If you’re expecting a baby and have a holiday booked, you’ve probably checked your passport’s expiry date and thought about what to pack but what about getting a ‘fit to fly’ letter? Once you’re in your second or third trimester (from 28 weeks onwards) you’ll need to be able to prove to the airline that you’re in good health and aren’t flying too close to your due date. Current guidelines say it’s safe to fly until 37 weeks (earlier if you’re expecting twins or multiple babies). 


Make life easy for yourself by arranging this online via ZoomDoc. Simply select the Pregnancy Fit To Fly medical letter option and for just £40 you’ll get one the same day, no appointment needed. ‘Although you can get medical letters via your NHS GP they’ll still charge for it and you’ll need to make an appointment to request it and to collect it. ZoomDoc saves any unnecessary stress, which is always a good thing during pregnancy!’ says Dr Kenny.


Know how to quit


Quitting smoking improves your physical, mental health and wellbeing.



We all know that quitting smoking has a whole host of health benefits but it can be easier said than done to give up . If January’s good intentions to stop smoking or reduce your alcohol intake came and went, don’t give up. ‘Many people don’t succeed because they try to quit alone and there’s so much support out there,’ says Dr Kenny.

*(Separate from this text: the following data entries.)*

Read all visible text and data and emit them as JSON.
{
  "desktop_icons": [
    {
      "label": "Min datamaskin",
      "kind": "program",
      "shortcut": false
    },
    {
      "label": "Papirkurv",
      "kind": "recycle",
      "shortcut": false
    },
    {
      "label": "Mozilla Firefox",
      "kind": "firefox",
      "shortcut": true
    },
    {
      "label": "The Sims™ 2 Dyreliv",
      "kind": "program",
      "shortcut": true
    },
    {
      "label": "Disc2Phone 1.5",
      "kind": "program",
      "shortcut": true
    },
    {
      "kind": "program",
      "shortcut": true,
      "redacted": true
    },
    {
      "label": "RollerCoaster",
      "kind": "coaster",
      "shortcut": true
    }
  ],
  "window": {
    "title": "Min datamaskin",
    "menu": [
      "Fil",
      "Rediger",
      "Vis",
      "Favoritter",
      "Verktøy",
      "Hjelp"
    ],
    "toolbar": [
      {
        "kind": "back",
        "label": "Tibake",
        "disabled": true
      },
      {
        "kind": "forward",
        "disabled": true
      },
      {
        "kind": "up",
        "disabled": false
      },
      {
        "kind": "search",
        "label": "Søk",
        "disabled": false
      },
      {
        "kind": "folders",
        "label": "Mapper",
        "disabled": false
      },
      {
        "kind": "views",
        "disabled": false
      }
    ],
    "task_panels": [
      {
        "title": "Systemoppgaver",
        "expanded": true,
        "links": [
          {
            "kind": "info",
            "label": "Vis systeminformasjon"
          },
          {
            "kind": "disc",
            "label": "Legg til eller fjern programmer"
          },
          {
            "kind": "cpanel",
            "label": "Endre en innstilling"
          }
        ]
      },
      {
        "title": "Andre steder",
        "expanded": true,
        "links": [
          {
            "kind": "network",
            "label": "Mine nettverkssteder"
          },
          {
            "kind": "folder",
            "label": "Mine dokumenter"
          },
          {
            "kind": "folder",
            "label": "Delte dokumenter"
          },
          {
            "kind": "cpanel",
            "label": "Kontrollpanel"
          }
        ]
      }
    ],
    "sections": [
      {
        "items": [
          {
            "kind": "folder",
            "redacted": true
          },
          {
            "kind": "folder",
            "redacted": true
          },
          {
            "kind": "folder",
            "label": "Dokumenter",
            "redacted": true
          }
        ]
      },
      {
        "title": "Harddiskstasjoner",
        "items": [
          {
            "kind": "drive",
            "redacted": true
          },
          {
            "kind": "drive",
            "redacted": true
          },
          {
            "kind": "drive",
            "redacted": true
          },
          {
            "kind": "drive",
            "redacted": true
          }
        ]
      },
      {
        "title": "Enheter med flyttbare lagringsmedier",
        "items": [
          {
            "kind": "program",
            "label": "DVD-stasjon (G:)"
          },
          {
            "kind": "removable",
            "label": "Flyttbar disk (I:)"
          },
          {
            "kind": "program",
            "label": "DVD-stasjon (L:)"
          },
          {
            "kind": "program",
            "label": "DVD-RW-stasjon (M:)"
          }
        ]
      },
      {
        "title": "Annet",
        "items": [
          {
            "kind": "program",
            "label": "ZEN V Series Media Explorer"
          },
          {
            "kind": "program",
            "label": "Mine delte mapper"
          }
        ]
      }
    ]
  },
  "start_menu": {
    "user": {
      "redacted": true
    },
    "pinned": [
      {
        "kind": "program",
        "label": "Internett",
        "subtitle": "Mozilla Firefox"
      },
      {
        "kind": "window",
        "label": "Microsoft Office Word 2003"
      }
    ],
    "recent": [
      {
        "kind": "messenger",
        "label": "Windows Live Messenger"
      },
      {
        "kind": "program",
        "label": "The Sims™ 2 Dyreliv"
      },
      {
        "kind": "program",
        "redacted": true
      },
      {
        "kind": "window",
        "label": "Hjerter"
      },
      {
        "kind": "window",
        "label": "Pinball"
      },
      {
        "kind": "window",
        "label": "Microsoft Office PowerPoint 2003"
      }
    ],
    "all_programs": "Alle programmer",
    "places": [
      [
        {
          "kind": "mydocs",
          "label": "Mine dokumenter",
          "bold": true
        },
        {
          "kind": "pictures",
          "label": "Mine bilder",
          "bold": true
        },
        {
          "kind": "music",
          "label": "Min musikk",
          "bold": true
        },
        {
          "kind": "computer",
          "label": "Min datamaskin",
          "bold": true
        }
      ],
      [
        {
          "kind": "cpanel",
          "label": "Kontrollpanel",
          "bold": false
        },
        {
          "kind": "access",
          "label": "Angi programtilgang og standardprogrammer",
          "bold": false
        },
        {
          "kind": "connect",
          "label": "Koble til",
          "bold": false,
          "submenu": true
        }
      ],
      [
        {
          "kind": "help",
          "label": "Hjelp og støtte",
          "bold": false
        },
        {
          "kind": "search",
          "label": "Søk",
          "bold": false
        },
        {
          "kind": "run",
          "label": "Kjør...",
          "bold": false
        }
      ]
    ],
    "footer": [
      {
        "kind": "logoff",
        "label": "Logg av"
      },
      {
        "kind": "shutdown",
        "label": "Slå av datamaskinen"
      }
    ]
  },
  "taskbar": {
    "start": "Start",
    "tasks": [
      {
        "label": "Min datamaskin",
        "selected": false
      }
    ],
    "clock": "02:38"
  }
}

For help with quitting smoking try the NHS Quit Smoking app, which is full of advice, motivation and tips. For added support find your nearest Stop Smoking Support group here.


Find 12 minutes a day to chat


Check in with your elderly relatives on a regular basis.



Making a daily phone call could help keep the doctor away. That’s according to new research that shows the health benefits of staying connected, particularly with older relatives.  Psychologist Jo Hemmings says making daily phone calls, ideally for 12 minutes each time (long enough to properly chat about something rather than just quickly checking in) can help produce and increase bonding and feel-good hormones, making us feel happier, less stressed and emotionally more stable. Jo even says it’s ‘as important as your daily intake of fruit and veg. Everybody has become so used to remembering their 5-a-day, now we really should be considering the ’12-a-day’ of minutes we need to spend speaking to loved ones. Another great health habit to start this spring, don’t you think?

Want to know more?

Our team of Doctors are available via the ZoomDoc App for any medical questions or queries.